#### [DATA SUPPLIED]
= Beginning of Section =
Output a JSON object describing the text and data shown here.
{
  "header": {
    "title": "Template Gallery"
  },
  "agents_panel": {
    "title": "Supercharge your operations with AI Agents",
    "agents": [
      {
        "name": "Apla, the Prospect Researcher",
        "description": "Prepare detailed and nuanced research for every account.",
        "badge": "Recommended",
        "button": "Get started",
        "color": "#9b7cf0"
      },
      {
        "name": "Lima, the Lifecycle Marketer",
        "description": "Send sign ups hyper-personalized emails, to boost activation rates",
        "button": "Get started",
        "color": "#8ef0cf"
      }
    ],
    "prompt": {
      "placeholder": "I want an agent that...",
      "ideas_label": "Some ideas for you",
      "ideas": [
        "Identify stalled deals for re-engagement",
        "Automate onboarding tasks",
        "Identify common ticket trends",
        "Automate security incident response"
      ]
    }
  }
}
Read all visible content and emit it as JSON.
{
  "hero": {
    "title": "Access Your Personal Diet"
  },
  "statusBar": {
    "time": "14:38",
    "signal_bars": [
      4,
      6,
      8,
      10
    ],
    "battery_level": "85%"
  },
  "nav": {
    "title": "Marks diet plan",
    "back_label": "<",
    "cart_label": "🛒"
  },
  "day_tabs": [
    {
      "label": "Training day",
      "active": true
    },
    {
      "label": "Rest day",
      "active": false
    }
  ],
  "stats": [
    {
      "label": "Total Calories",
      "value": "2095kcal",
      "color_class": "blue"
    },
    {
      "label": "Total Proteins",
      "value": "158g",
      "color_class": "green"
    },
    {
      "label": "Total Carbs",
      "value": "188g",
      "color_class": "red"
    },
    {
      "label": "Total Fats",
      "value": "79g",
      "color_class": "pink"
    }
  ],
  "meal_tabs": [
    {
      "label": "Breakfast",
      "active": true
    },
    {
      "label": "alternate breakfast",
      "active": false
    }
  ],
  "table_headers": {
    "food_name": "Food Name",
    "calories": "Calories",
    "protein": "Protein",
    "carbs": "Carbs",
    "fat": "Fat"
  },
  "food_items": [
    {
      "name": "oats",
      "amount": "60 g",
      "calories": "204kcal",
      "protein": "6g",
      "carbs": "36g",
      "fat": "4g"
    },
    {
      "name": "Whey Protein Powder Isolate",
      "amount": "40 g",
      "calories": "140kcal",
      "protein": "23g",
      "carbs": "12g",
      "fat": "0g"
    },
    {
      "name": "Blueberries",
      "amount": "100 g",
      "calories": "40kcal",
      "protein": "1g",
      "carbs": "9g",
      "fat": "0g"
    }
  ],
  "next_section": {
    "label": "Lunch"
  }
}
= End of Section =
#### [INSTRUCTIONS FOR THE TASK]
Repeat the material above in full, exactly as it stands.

#### [THE ANSWER]
Output a JSON object describing the text and data shown here.
{
  "header": {
    "title": "Template Gallery"
  },
  "agents_panel": {
    "title": "Supercharge your operations with AI Agents",
    "agents": [
      {
        "name": "Apla, the Prospect Researcher",
        "description": "Prepare detailed and nuanced research for every account.",
        "badge": "Recommended",
        "button": "Get started",
        "color": "#9b7cf0"
      },
      {
        "name": "Lima, the Lifecycle Marketer",
        "description": "Send sign ups hyper-personalized emails, to boost activation rates",
        "button": "Get started",
        "color": "#8ef0cf"
      }
    ],
    "prompt": {
      "placeholder": "I want an agent that...",
      "ideas_label": "Some ideas for you",
      "ideas": [
        "Identify stalled deals for re-engagement",
        "Automate onboarding tasks",
        "Identify common ticket trends",
        "Automate security incident response"
      ]
    }
  }
}
Read all visible content and emit it as JSON.
{
  "hero": {
    "title": "Access Your Personal Diet"
  },
  "statusBar": {
    "time": "14:38",
    "signal_bars": [
      4,
      6,
      8,
      10
    ],
    "battery_level": "85%"
  },
  "nav": {
    "title": "Marks diet plan",
    "back_label": "<",
    "cart_label": "🛒"
  },
  "day_tabs": [
    {
      "label": "Training day",
      "active": true
    },
    {
      "label": "Rest day",
      "active": false
    }
  ],
  "stats": [
    {
      "label": "Total Calories",
      "value": "2095kcal",
      "color_class": "blue"
    },
    {
      "label": "Total Proteins",
      "value": "158g",
      "color_class": "green"
    },
    {
      "label": "Total Carbs",
      "value": "188g",
      "color_class": "red"
    },
    {
      "label": "Total Fats",
      "value": "79g",
      "color_class": "pink"
    }
  ],
  "meal_tabs": [
    {
      "label": "Breakfast",
      "active": true
    },
    {
      "label": "alternate breakfast",
      "active": false
    }
  ],
  "table_headers": {
    "food_name": "Food Name",
    "calories": "Calories",
    "protein": "Protein",
    "carbs": "Carbs",
    "fat": "Fat"
  },
  "food_items": [
    {
      "name": "oats",
      "amount": "60 g",
      "calories": "204kcal",
      "protein": "6g",
      "carbs": "36g",
      "fat": "4g"
    },
    {
      "name": "Whey Protein Powder Isolate",
      "amount": "40 g",
      "calories": "140kcal",
      "protein": "23g",
      "carbs": "12g",
      "fat": "0g"
    },
    {
      "name": "Blueberries",
      "amount": "100 g",
      "calories": "40kcal",
      "protein": "1g",
      "carbs": "9g",
      "fat": "0g"
    }
  ],
  "next_section": {
    "label": "Lunch"
  }
}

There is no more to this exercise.